“I’ve designed an adaptation to most machines that were built in the last 20 and 30 years,’’ Mr Ryan said. “I’m the only one who has done that. That is unique to us.”
The RFM stand will also show the Ryan-designed double discs retrofitted to an AF Gason bar and a Horwood Bagshaw seeding rig, in which the tynes have been removed in a quick changeover arrangement and fitted with the double discs.
The process of retrofitting the discs has proven difficult for some machines but not for others. “Every company in the world nearly has a different mechanism,’’ Mr Ryan said. “There are different angles, and we have to work out how to make a quick change. “And it is fitting into their existing tyne trip assemblies. “We just remove the existing shank from the tyne trip assembly, and we have a shank to match. It is just a case of undoing a couple of bolts or a pin to changeover.’’
Mr Ryan said in some quarters disc seeding had an ill-deserved reputation because of seeding trials that had cast doubt on the ability for no-till disc systems to handle chemicals. But it was important to realise that not all disc systems penetrated the soil in the same way.
He said disc design had matured considerably since his father, Austin, built a single disc system in 1983 after realising that moisture conservation was essential for broadacre agriculture following the 1982 drought.
said his latest double discs were used successfully by farmers across Australia as well as in eastern Europe, where he had managed to work out a method of retrofitting the discs to a popular Russian-built seeding rig. “It can handle everything from the Mallee sands to the black soils of Kazakhstan,’’ he said.
RFM has been building seeding and tillage equipment for Australian farmers for more than five decades. RFM continues to build and sell aircarts and other equipment for tillage and sowing but it is the unique double disc system that is taking most of Mr Ryan’s time — yet there is little time required of farmers to make the changeover. A bar can be retrofitted with the double-discs in a few hours.

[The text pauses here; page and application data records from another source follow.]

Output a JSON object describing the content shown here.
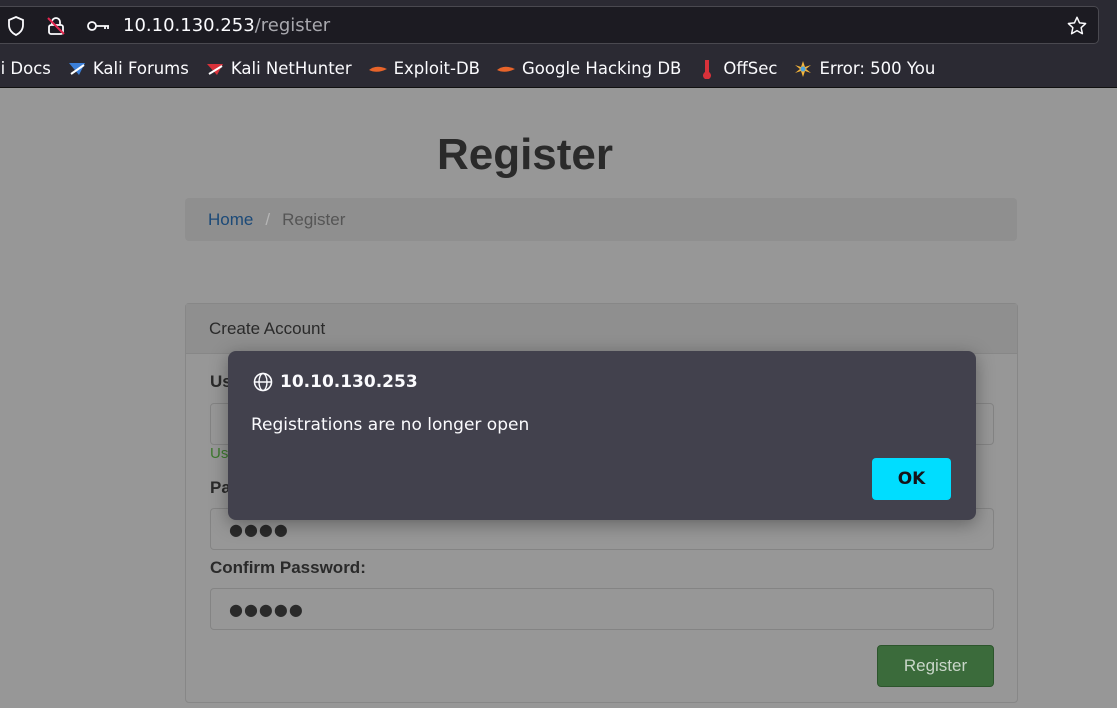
{
  "browser": {
    "url_host": "10.10.130.253",
    "url_path": "/register",
    "icons": [
      "shield-icon",
      "insecure-lock-icon",
      "key-icon",
      "star-icon"
    ]
  },
  "bookmarks": [
    {
      "label": "li Docs",
      "icon": "kali-docs-icon"
    },
    {
      "label": "Kali Forums",
      "icon": "kali-forums-icon"
    },
    {
      "label": "Kali NetHunter",
      "icon": "kali-nethunter-icon"
    },
    {
      "label": "Exploit-DB",
      "icon": "exploit-db-icon"
    },
    {
      "label": "Google Hacking DB",
      "icon": "ghdb-icon"
    },
    {
      "label": "OffSec",
      "icon": "offsec-icon"
    },
    {
      "label": "Error: 500 You",
      "icon": "error-500-icon"
    }
  ],
  "page": {
    "title": "Register",
    "breadcrumb": {
      "home": "Home",
      "separator": "/",
      "current": "Register"
    },
    "panel_heading": "Create Account",
    "username_label_visible": "Us",
    "username_hint_visible": "Us",
    "password_label_visible": "Pa",
    "password_value": "●●●●",
    "confirm_label": "Confirm Password:",
    "confirm_value": "●●●●●",
    "submit_label": "Register"
  },
  "dialog": {
    "origin": "10.10.130.253",
    "message": "Registrations are no longer open",
    "ok_label": "OK"
  },
  "colors": {
    "dialog_button": "#00ddff",
    "register_button": "#3b6b3b",
    "breadcrumb_link": "#1c4a78"
  }
}
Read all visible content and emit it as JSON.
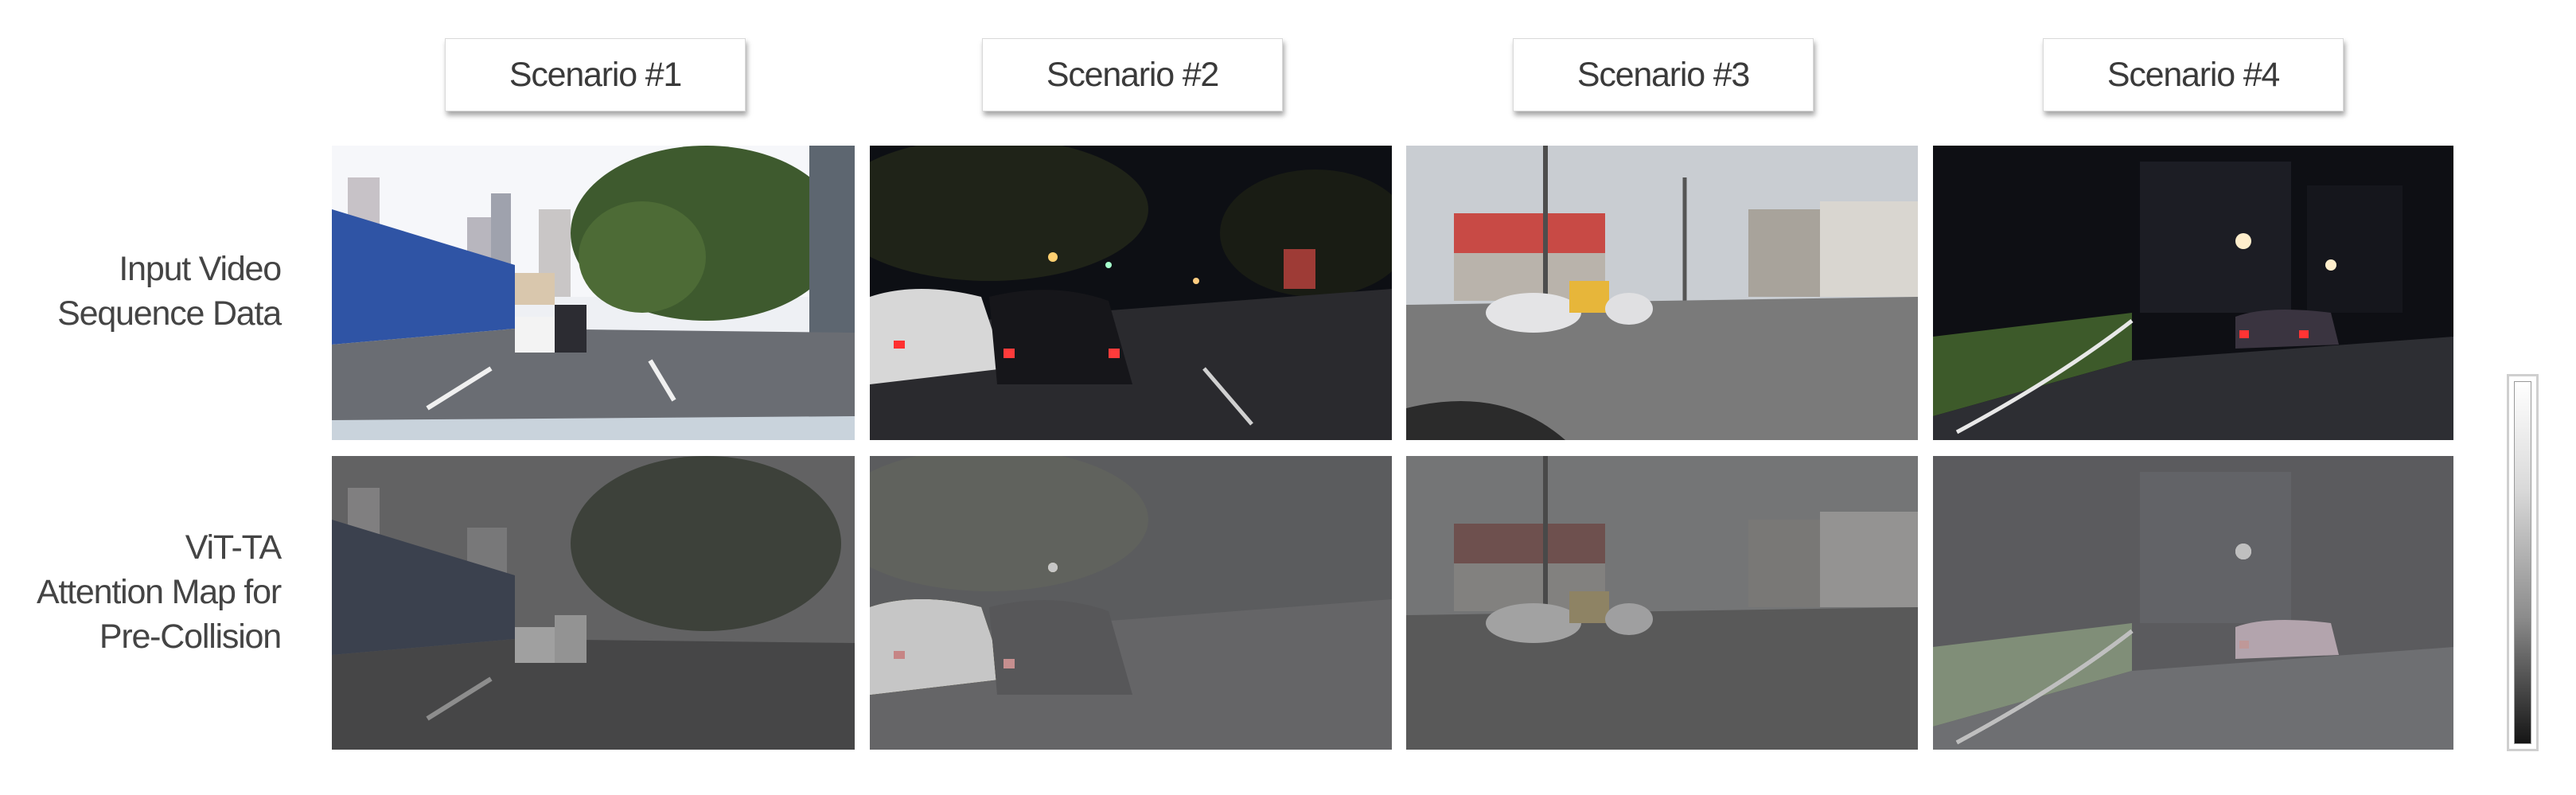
{
  "scenarios": [
    "Scenario #1",
    "Scenario #2",
    "Scenario #3",
    "Scenario #4"
  ],
  "rows": {
    "input": [
      "Input Video",
      "Sequence Data"
    ],
    "attention": [
      "ViT-TA",
      "Attention Map for",
      "Pre-Collision"
    ]
  },
  "colorbar": {
    "top_color": "#ffffff",
    "bottom_color": "#151515"
  }
}
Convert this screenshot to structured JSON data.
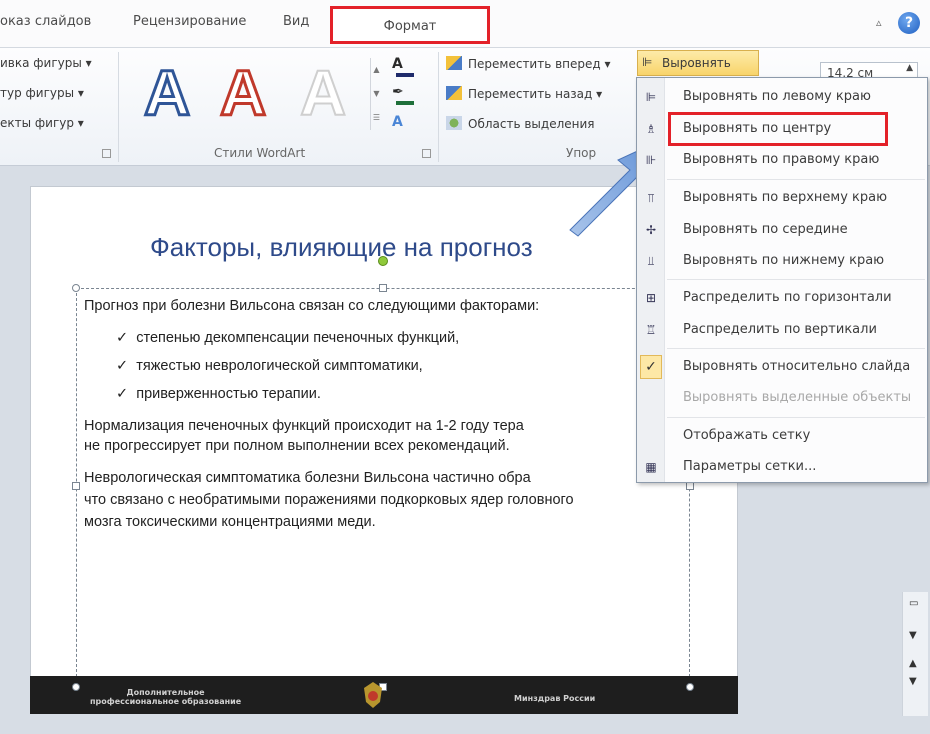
{
  "tabs": {
    "slideshow": "оказ слайдов",
    "review": "Рецензирование",
    "view": "Вид",
    "format": "Формат"
  },
  "ribbon": {
    "shape_fill": "ивка фигуры ▾",
    "shape_outline": "тур фигуры ▾",
    "shape_effects": "екты фигур ▾",
    "wordart_letters": [
      "A",
      "A",
      "A"
    ],
    "wordart_group": "Стили WordArt",
    "text_fill_glyph": "A",
    "text_outline_glyph": "✒",
    "text_effects_glyph": "A",
    "bring_forward": "Переместить вперед",
    "send_backward": "Переместить назад",
    "selection_pane": "Область выделения",
    "arrange_group": "Упор",
    "align_button": "Выровнять",
    "size_value": "14,2 см"
  },
  "slide": {
    "title": "Факторы, влияющие на прогноз",
    "intro": "Прогноз при болезни Вильсона связан со следующими факторами:",
    "bullets": [
      "степенью декомпенсации печеночных функций,",
      "тяжестью неврологической симптоматики,",
      "приверженностью терапии."
    ],
    "para2_line1": "Нормализация печеночных функций происходит на 1-2 году тера",
    "para2_line2": "не прогрессирует при полном выполнении всех рекомендаций.",
    "para3_line1": "Неврологическая симптоматика болезни Вильсона частично обра",
    "para3_line2": "что связано с необратимыми поражениями подкорковых ядер головного",
    "para3_line3": "мозга токсическими концентрациями меди.",
    "footer_left_1": "Дополнительное",
    "footer_left_2": "профессиональное образование",
    "footer_right": "Минздрав России"
  },
  "menu": {
    "items": [
      {
        "label": "Выровнять по левому краю",
        "icon": "align-left-icon",
        "glyph": "⊫"
      },
      {
        "label": "Выровнять по центру",
        "icon": "align-center-icon",
        "glyph": "♗"
      },
      {
        "label": "Выровнять по правому краю",
        "icon": "align-right-icon",
        "glyph": "⊪"
      },
      {
        "label": "Выровнять по верхнему краю",
        "icon": "align-top-icon",
        "glyph": "⫪"
      },
      {
        "label": "Выровнять по середине",
        "icon": "align-middle-icon",
        "glyph": "✢"
      },
      {
        "label": "Выровнять по нижнему краю",
        "icon": "align-bottom-icon",
        "glyph": "⫫"
      },
      {
        "label": "Распределить по горизонтали",
        "icon": "distribute-horizontal-icon",
        "glyph": "⊞"
      },
      {
        "label": "Распределить по вертикали",
        "icon": "distribute-vertical-icon",
        "glyph": "♖"
      },
      {
        "label": "Выровнять относительно слайда",
        "icon": "check-icon",
        "glyph": "✓"
      },
      {
        "label": "Выровнять выделенные объекты",
        "icon": "",
        "glyph": ""
      },
      {
        "label": "Отображать сетку",
        "icon": "",
        "glyph": ""
      },
      {
        "label": "Параметры сетки...",
        "icon": "grid-icon",
        "glyph": "▦"
      }
    ]
  },
  "colors": {
    "highlight": "#e32129",
    "title": "#2e4a8a",
    "align_button": "#f8d46b"
  }
}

“We found most people are sticking with discs,’’ he said. “Once they change over, they don’t worry about going back.’’ His father won awards for equipment designs, including products such as spring release cultivators and a spring release wireline cultivator.
He said the changing practices of cultivation and a move to heavier bars, the adoption of interrow sowing and fewer livestock trampling the ground between crops, meant conditions were a lot better suited for disc seeding.
“It is all about productivity,’’ he said. “If a guy can put a crop in 30 per cent faster, then they are using 30 per cent less fuel.’’ He explained that the lead disc on the RFM double was a serrated disc, which was the driving disc on the ground “It is an inch forward on the plane, which is all about the penetration,” he said.
“Two discs side by side, well they would act like a wedge.’’ He said the double discs had won a lot of converts, and he had many customers who experimented with equipment and fittings over several seasons, including the Morgan family — grain growers at Ballyrogan near Ararat — who tested the double discs over a couple of years.
He said the results had prompted a couple of the neighbouring farmers to get the double discs for their machines.
Mr Ryan demonstrated his machine to a farmer at Nagambie last week, then he was back in Horsham to load up some gear before heading to Shepparton to devise a system to fit to a parallelogram tyne machine.
Mulcaster, G. (2014, February 26). Seeding with double-disc rigs. The Weekly Times, pp. 21.